What is required
Establish how many lines below contain the string "watermark". Respond with that number alone.
Content starts
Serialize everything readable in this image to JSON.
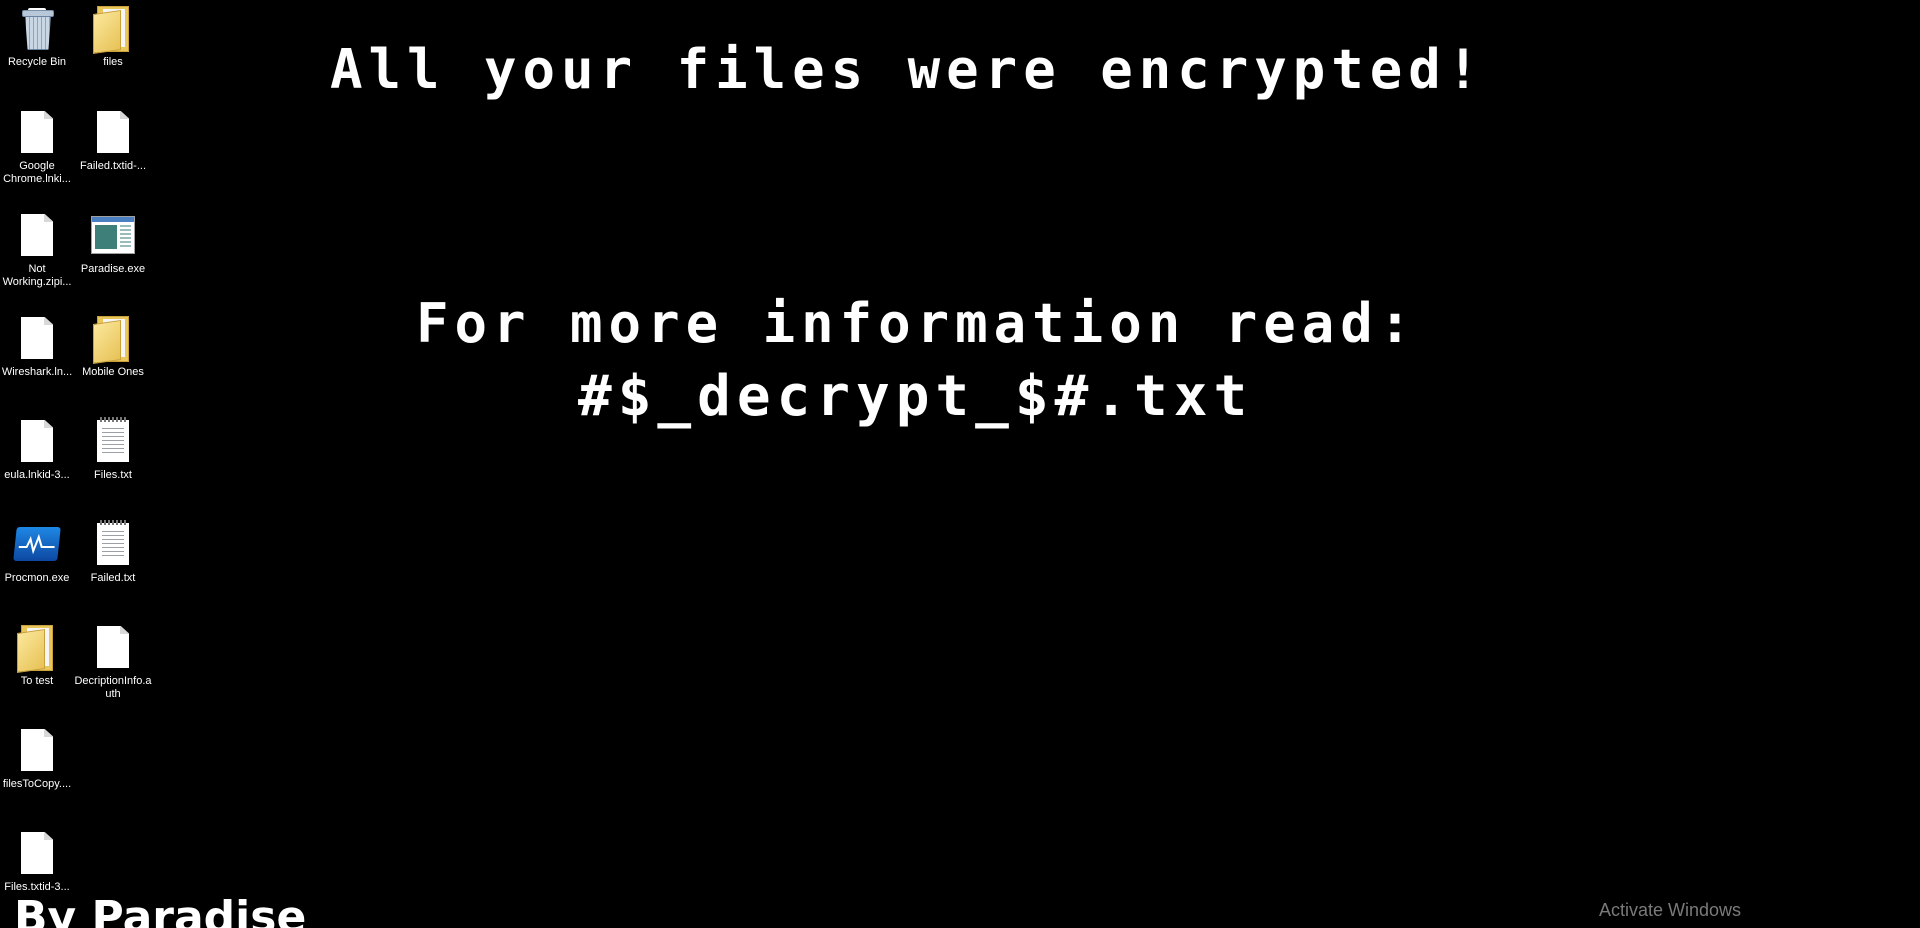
{
  "desktop": {
    "icons": [
      {
        "label": "Recycle Bin",
        "icon": "recycle-bin-icon"
      },
      {
        "label": "files",
        "icon": "folder-icon"
      },
      {
        "label": "Google Chrome.lnki...",
        "icon": "file-icon"
      },
      {
        "label": "Failed.txtid-...",
        "icon": "file-icon"
      },
      {
        "label": "Not Working.zipi...",
        "icon": "file-icon"
      },
      {
        "label": "Paradise.exe",
        "icon": "application-icon"
      },
      {
        "label": "Wireshark.ln...",
        "icon": "file-icon"
      },
      {
        "label": "Mobile Ones",
        "icon": "folder-icon"
      },
      {
        "label": "eula.lnkid-3...",
        "icon": "file-icon"
      },
      {
        "label": "Files.txt",
        "icon": "text-file-icon"
      },
      {
        "label": "Procmon.exe",
        "icon": "procmon-icon"
      },
      {
        "label": "Failed.txt",
        "icon": "text-file-icon"
      },
      {
        "label": "To test",
        "icon": "folder-icon"
      },
      {
        "label": "DecriptionInfo.auth",
        "icon": "file-icon"
      },
      {
        "label": "filesToCopy....",
        "icon": "file-icon"
      },
      {
        "label": "Files.txtid-3...",
        "icon": "file-icon"
      }
    ]
  },
  "ransom_note": {
    "headline": "All your files were encrypted!",
    "info": "For more information read:",
    "filename": "#$_decrypt_$#.txt",
    "signature": "By Paradise"
  },
  "watermark": {
    "activate_windows": "Activate Windows"
  },
  "colors": {
    "background": "#000000",
    "text": "#ffffff",
    "watermark": "#7a7a7a"
  }
}
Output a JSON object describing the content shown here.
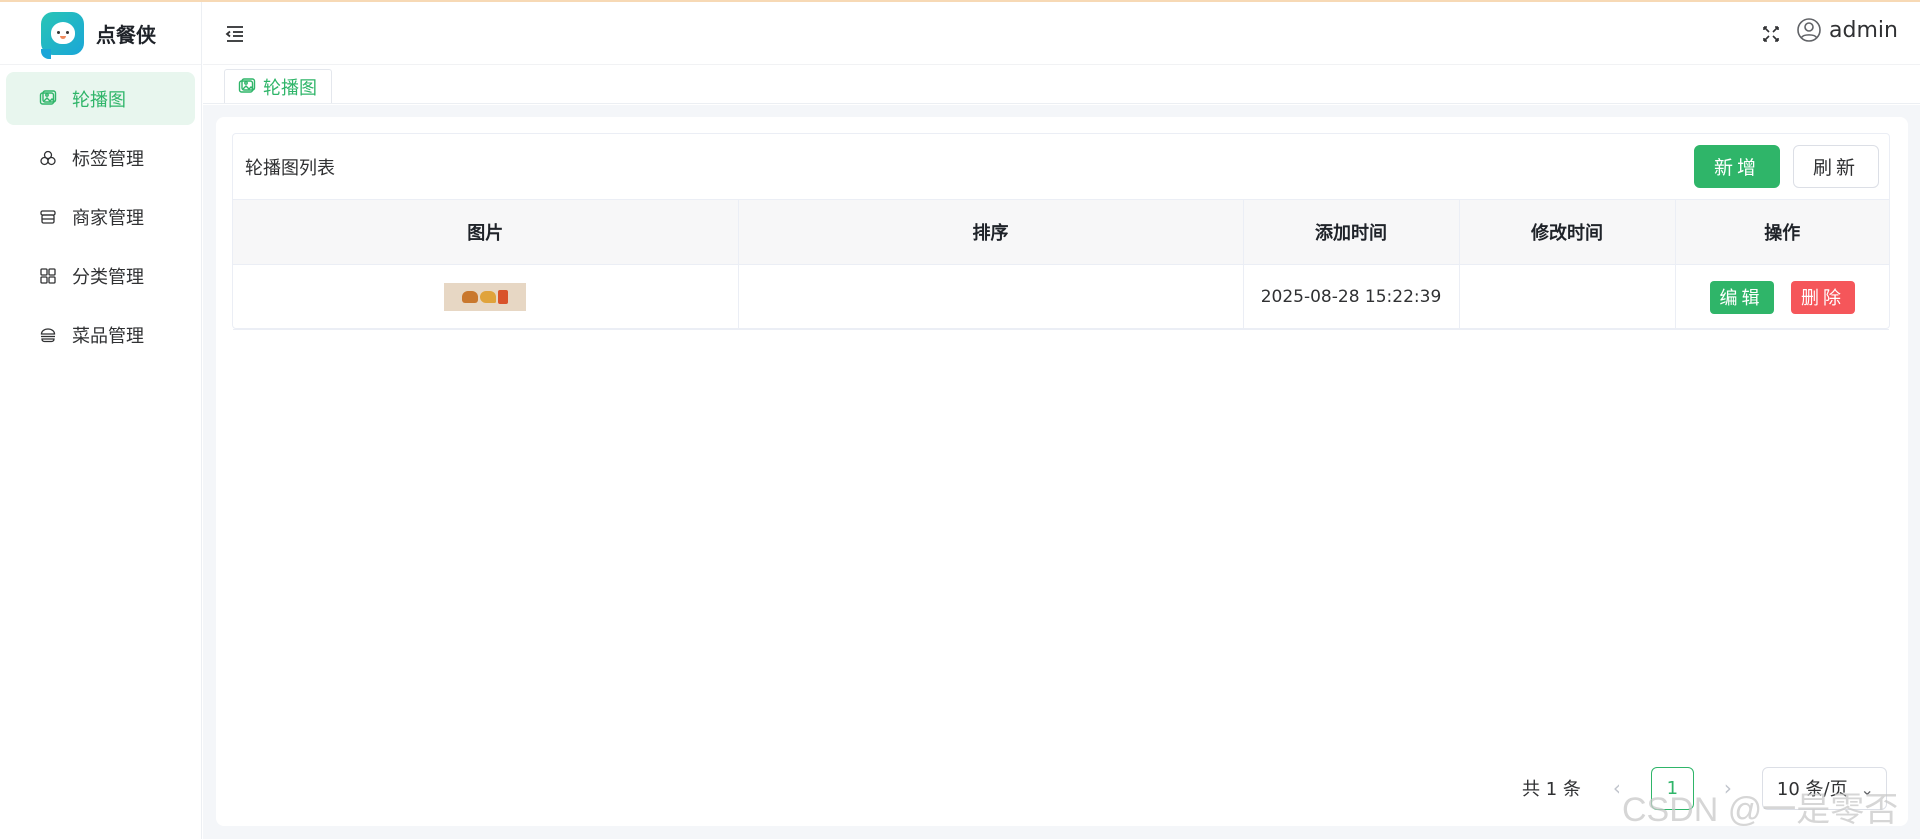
{
  "app": {
    "name": "点餐侠"
  },
  "sidebar": {
    "items": [
      {
        "label": "轮播图",
        "icon": "image-icon",
        "active": true
      },
      {
        "label": "标签管理",
        "icon": "tags-icon",
        "active": false
      },
      {
        "label": "商家管理",
        "icon": "store-icon",
        "active": false
      },
      {
        "label": "分类管理",
        "icon": "grid-icon",
        "active": false
      },
      {
        "label": "菜品管理",
        "icon": "burger-icon",
        "active": false
      }
    ]
  },
  "header": {
    "user": "admin"
  },
  "tabs": [
    {
      "label": "轮播图",
      "icon": "image-icon"
    }
  ],
  "panel": {
    "title": "轮播图列表",
    "add_label": "新增",
    "refresh_label": "刷新"
  },
  "table": {
    "columns": [
      "图片",
      "排序",
      "添加时间",
      "修改时间",
      "操作"
    ],
    "rows": [
      {
        "image": "carousel-thumbnail",
        "sort": "",
        "created": "2025-08-28 15:22:39",
        "updated": ""
      }
    ],
    "edit_label": "编辑",
    "delete_label": "删除"
  },
  "pagination": {
    "total_text": "共 1 条",
    "current": "1",
    "page_size": "10 条/页"
  },
  "watermark": "CSDN @一是零否",
  "colors": {
    "primary": "#2fb569",
    "danger": "#f5565a",
    "active_bg": "#e8f6ee"
  }
}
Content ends
Worked solution
3